The young men and women of Troy University’s Sound of the South Marching Band share a close bond forged through long hours of practice, performance and travel. But band members Joseph, Phillip and Paul Melancon share a bond closer than most.
The three brothers from Irvington, Ala., say they are proud to be able to play together in the South of the South.
“Its lots of fun since we have all basically been best friends our entire lives,” said Paul, a junior trombone player. “We are able to easily support each other when needed. They are just great guys all around.”
Joseph, the oldest of the three, said he feels proud to share the band experience with his brothers.
“Being in band together is great,” Joseph said. “It’s a lot of fun hanging out with them on the bus or on location when we travel because we are so in-tune with one another’s sense of humor and things like that.
“The best part about this, for me, is that I get to see them through a pivotal time in their lives. I feel very lucky that we all get to experience this together.”
Joseph, a senior snare player and section leader in the drum line, first came in contact with the Sound of the South in fall 2003.
“In my sophomore year in high school, my band participated in a local band festival at Baldwin County High School,” Joseph said. “The Sound of the South performed in an exhibition that night and just blew me away.”
Paul was soon attending TROY not long after Joseph came, and both brothers persuaded the youngest, Phillip, to enroll as well.
“My brothers used to always tell me about how TROY was smaller than most of the schools in this area, meaning it would be easier to get a more personal education,” Phillip said. “When I would come to visit the campus, I would sometimes get the chance to sit in on some of my prospective classes; many of which involved class participation and even some student teaching. I was surprised to find that the TROY faculty not only cares about their students’ grades, but they also take the time to care about students as people.”
Along with the fun times that come with playing in the Sound of the South together, the brothers share the responsibility of successfully earning a degree. The Melancon brothers are the first members in their family to attend college.
“I feel really proud, but that pales in comparison to how proud our family is,” Joseph said. “It’s overwhelming. I don’t know that anyone could be as proud of anything as they are of us.”
The brothers say they have avoided any issues of sibling rivalry while playing together in the band.

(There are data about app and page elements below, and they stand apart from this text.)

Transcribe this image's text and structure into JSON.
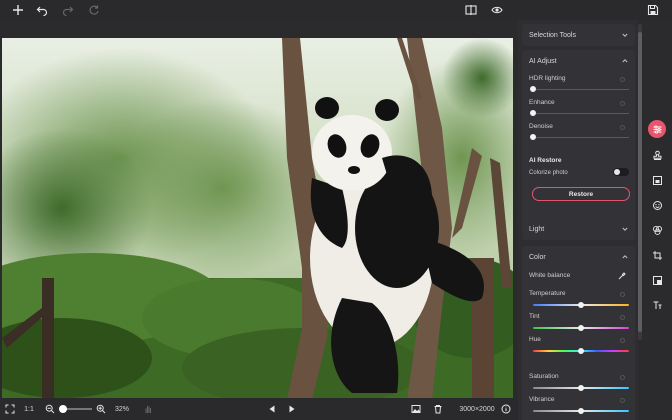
{
  "toolbar": {
    "icons": [
      "add-icon",
      "undo-icon",
      "redo-icon",
      "reset-icon",
      "compare-icon",
      "preview-eye-icon",
      "save-icon"
    ]
  },
  "bottom": {
    "fit_icon": "fit-screen-icon",
    "ratio_label": "1:1",
    "zoom_value": "32%",
    "zoom_fraction": 0.1,
    "dimensions": "3000×2000"
  },
  "panel": {
    "selection_tools": "Selection Tools",
    "ai_adjust": {
      "title": "AI Adjust",
      "sliders": [
        {
          "label": "HDR lighting",
          "value": 0
        },
        {
          "label": "Enhance",
          "value": 0
        },
        {
          "label": "Denoise",
          "value": 0
        }
      ]
    },
    "ai_restore": {
      "title": "AI Restore",
      "colorize_label": "Colorize photo",
      "colorize_on": false,
      "button": "Restore"
    },
    "light": "Light",
    "color": {
      "title": "Color",
      "white_balance": "White balance",
      "sliders": [
        {
          "label": "Temperature",
          "value": 0.5
        },
        {
          "label": "Tint",
          "value": 0.5
        },
        {
          "label": "Hue",
          "value": 0.5
        },
        {
          "label": "Saturation",
          "value": 0.5
        },
        {
          "label": "Vibrance",
          "value": 0.5
        }
      ]
    }
  },
  "colors": {
    "accent": "#e6566c",
    "background": "#2b2b2d",
    "panel": "#333337"
  }
}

“For the most part, we make sure each other doesn’t fool around too much at practice. The Sound is big on following by example, which is pretty easy for me seeing as I’ve been doing it all my life, being the youngest and all,” said Phillip. “My brothers -- more often than I’d like to admit -- keep me in line. It’s nice to know, in some way, that they’re always looking over my shoulder.”
Although he has being playing in the band for more than three years now, Joseph is still passionate about the Sound of the South.
“I feel that we’re in one of -- if not the -- best college bands in the country,” Joseph said. “There’s nothing better than marching onto a field in front of thousands of people, It’s still just as exciting for me as it ever has been and that is intensified with my brothers playing with me.”
Paul said performing in the Sound of the South is an exhilarating experience.
“Having something that you can just go in and pour your heart into every day just broadens your life experiences further,” Paul said.
The brothers, along with more than 350 fellow band members, take the field in the Sound of the South’s final home performance Saturday at Movie Gallery Veterans Memorial Stadium, where they will present a special “Salute to Armed Forces” half-time show. Kickoff is 3:15 p.m.